Exercise prompt:
Go through the data and retrieve each line that includes the string "Поиск".

*** Opening Records ***

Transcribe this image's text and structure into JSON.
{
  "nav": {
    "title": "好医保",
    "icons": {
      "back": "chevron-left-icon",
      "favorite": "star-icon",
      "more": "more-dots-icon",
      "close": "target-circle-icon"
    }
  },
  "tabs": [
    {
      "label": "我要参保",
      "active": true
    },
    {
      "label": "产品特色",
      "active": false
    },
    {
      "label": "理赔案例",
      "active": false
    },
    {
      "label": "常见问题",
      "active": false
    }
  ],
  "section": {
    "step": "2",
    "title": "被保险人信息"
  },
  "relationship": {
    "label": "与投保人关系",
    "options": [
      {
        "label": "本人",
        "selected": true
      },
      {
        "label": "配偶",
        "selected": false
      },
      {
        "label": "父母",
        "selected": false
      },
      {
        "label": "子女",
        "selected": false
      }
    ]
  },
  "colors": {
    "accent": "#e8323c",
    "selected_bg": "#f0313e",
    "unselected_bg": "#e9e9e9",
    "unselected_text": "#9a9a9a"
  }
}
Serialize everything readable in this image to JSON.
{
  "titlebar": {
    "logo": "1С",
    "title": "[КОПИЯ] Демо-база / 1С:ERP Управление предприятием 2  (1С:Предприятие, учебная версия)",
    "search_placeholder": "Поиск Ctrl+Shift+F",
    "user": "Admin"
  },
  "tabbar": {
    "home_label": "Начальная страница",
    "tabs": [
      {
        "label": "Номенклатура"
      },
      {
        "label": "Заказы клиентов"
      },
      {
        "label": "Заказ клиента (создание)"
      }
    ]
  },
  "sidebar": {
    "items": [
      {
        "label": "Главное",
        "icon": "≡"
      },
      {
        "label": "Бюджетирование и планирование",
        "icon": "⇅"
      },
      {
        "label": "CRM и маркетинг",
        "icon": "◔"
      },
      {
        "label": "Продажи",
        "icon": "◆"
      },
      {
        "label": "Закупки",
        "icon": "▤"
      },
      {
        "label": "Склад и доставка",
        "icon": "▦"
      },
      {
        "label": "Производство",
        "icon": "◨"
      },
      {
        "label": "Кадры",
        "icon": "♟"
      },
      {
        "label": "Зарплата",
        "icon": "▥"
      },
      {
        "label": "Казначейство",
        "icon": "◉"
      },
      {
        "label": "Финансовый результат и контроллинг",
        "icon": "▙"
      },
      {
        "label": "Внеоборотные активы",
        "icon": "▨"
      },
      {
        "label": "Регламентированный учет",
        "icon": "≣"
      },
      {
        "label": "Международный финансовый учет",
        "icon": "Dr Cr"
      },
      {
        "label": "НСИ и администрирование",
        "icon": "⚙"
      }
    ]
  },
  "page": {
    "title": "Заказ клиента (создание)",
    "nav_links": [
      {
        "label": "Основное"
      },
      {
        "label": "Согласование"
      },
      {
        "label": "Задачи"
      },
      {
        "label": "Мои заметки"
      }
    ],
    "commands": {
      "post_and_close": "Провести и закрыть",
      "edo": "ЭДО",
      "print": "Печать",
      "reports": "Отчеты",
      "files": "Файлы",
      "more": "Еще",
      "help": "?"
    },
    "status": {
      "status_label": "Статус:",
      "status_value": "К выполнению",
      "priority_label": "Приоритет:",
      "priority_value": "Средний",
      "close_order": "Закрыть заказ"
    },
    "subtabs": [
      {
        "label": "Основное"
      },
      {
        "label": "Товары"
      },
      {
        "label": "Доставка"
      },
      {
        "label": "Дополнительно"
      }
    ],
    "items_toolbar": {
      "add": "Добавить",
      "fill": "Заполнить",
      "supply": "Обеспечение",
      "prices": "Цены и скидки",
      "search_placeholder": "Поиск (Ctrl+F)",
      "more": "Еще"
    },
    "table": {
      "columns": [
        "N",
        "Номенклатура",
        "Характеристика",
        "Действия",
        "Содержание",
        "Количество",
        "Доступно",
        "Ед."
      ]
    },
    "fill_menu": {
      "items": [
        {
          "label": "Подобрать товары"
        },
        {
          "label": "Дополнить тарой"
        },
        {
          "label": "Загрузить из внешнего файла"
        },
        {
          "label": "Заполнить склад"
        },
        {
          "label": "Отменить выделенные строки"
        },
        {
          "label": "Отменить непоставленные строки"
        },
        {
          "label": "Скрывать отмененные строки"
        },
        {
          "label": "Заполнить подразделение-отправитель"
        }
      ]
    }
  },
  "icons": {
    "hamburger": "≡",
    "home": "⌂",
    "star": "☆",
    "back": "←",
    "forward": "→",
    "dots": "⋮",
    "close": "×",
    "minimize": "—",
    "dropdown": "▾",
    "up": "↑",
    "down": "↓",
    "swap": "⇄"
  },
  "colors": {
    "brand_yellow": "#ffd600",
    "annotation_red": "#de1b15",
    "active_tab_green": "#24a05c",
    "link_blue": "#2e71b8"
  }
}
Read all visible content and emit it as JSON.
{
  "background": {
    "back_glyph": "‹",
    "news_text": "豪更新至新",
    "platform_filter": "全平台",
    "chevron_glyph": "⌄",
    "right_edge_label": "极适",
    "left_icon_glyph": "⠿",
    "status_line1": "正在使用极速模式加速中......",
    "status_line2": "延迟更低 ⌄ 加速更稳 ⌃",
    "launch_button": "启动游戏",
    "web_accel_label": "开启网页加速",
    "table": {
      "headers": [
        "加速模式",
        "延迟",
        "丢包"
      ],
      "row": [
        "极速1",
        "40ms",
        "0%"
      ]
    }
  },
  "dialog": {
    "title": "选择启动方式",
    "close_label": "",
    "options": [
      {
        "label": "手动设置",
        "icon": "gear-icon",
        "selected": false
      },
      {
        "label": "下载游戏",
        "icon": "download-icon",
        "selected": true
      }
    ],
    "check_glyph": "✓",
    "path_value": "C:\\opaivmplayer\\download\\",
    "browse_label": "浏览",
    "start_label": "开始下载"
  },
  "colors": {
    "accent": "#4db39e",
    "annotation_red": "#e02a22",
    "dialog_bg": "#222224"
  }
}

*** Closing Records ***

Written solution:
    "search_placeholder": "Поиск Ctrl+Shift+F",
      "search_placeholder": "Поиск (Ctrl+F)",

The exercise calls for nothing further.